*** Input data ***

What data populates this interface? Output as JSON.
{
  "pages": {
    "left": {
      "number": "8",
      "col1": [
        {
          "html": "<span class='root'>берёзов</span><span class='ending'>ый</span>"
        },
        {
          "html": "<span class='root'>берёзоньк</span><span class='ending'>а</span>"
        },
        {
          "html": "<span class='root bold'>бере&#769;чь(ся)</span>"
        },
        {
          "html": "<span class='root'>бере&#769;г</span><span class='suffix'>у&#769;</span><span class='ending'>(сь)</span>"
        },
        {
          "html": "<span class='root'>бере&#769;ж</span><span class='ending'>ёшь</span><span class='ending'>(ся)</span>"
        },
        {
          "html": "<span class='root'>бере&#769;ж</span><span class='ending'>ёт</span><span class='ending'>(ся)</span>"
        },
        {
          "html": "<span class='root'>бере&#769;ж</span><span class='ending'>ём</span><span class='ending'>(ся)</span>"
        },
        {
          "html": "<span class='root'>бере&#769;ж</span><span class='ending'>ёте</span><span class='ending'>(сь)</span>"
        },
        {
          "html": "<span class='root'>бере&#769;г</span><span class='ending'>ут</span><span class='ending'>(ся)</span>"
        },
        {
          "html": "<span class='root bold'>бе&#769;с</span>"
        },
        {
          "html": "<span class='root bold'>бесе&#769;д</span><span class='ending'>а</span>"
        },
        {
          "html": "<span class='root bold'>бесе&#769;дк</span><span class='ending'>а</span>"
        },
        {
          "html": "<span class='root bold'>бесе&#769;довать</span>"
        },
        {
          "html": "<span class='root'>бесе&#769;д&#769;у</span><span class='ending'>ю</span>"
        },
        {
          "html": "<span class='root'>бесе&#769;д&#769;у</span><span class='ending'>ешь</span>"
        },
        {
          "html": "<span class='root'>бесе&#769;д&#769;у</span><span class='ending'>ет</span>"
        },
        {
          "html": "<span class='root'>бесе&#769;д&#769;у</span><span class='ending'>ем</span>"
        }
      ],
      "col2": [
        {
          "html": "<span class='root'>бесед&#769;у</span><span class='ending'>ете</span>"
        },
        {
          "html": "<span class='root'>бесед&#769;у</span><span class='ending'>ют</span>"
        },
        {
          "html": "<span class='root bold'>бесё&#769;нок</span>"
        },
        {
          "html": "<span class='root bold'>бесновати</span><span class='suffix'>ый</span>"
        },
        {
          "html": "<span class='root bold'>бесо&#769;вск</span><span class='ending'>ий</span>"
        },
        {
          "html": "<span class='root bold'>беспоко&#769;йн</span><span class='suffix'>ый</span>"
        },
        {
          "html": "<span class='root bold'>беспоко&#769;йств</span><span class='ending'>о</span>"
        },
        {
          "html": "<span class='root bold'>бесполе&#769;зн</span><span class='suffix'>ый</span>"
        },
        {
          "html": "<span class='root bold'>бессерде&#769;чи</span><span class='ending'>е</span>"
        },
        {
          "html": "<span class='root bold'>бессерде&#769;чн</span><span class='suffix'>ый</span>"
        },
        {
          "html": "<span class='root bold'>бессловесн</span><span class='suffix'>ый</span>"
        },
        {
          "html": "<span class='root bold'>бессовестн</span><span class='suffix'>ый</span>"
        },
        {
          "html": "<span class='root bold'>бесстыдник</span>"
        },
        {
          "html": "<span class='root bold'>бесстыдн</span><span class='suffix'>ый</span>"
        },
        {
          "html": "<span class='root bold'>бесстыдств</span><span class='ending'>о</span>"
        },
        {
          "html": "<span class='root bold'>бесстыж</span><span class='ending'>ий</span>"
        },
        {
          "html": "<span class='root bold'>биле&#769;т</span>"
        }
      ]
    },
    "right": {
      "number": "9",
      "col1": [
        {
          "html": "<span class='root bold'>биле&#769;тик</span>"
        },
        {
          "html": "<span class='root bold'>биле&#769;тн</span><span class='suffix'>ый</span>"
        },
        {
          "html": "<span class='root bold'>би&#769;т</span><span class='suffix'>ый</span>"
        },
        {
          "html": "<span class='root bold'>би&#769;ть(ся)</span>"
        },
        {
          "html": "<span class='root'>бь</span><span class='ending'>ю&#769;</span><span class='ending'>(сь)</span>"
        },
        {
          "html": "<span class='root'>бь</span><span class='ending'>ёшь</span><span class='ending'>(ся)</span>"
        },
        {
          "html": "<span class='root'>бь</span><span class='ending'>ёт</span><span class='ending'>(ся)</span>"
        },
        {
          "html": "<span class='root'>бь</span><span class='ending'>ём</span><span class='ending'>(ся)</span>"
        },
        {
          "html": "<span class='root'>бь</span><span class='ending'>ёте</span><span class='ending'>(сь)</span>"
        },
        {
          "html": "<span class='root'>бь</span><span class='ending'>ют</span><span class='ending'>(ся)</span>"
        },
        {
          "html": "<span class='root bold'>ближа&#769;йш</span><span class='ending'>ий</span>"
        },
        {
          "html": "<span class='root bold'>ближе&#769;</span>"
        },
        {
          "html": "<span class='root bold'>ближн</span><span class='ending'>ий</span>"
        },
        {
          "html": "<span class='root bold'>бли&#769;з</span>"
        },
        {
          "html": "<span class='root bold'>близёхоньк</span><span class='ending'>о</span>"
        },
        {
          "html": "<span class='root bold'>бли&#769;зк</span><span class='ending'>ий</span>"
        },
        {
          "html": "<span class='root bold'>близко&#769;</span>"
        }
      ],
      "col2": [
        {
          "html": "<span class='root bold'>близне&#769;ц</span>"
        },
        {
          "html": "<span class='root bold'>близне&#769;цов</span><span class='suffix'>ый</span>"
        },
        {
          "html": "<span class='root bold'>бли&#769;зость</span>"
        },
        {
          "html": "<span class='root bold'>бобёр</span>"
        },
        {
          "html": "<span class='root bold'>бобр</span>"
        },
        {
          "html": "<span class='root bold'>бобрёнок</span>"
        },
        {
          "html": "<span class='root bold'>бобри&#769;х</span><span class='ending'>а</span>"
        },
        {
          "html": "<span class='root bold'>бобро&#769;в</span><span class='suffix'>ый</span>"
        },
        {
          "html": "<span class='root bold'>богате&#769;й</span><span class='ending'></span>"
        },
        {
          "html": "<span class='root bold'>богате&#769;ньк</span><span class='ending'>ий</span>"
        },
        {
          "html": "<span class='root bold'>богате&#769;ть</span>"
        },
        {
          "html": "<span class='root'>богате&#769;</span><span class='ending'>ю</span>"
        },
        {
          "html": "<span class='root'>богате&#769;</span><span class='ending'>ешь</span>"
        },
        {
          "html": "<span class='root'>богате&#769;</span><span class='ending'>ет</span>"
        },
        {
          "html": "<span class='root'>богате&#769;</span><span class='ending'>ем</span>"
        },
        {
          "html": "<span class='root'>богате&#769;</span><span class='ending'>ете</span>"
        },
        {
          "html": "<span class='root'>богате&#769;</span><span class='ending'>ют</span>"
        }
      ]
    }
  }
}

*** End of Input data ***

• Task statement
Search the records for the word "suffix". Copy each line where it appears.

• Answer box
          "html": "<span class='root'>бере&#769;г</span><span class='suffix'>у&#769;</span><span class='ending'>(сь)</span>"
          "html": "<span class='root bold'>бесновати</span><span class='suffix'>ый</span>"
          "html": "<span class='root bold'>беспоко&#769;йн</span><span class='suffix'>ый</span>"
          "html": "<span class='root bold'>бесполе&#769;зн</span><span class='suffix'>ый</span>"
          "html": "<span class='root bold'>бессерде&#769;чн</span><span class='suffix'>ый</span>"
          "html": "<span class='root bold'>бессловесн</span><span class='suffix'>ый</span>"
          "html": "<span class='root bold'>бессовестн</span><span class='suffix'>ый</span>"
          "html": "<span class='root bold'>бесстыдн</span><span class='suffix'>ый</span>"
          "html": "<span class='root bold'>биле&#769;тн</span><span class='suffix'>ый</span>"
          "html": "<span class='root bold'>би&#769;т</span><span class='suffix'>ый</span>"
          "html": "<span class='root bold'>близне&#769;цов</span><span class='suffix'>ый</span>"
          "html": "<span class='root bold'>бобро&#769;в</span><span class='suffix'>ый</span>"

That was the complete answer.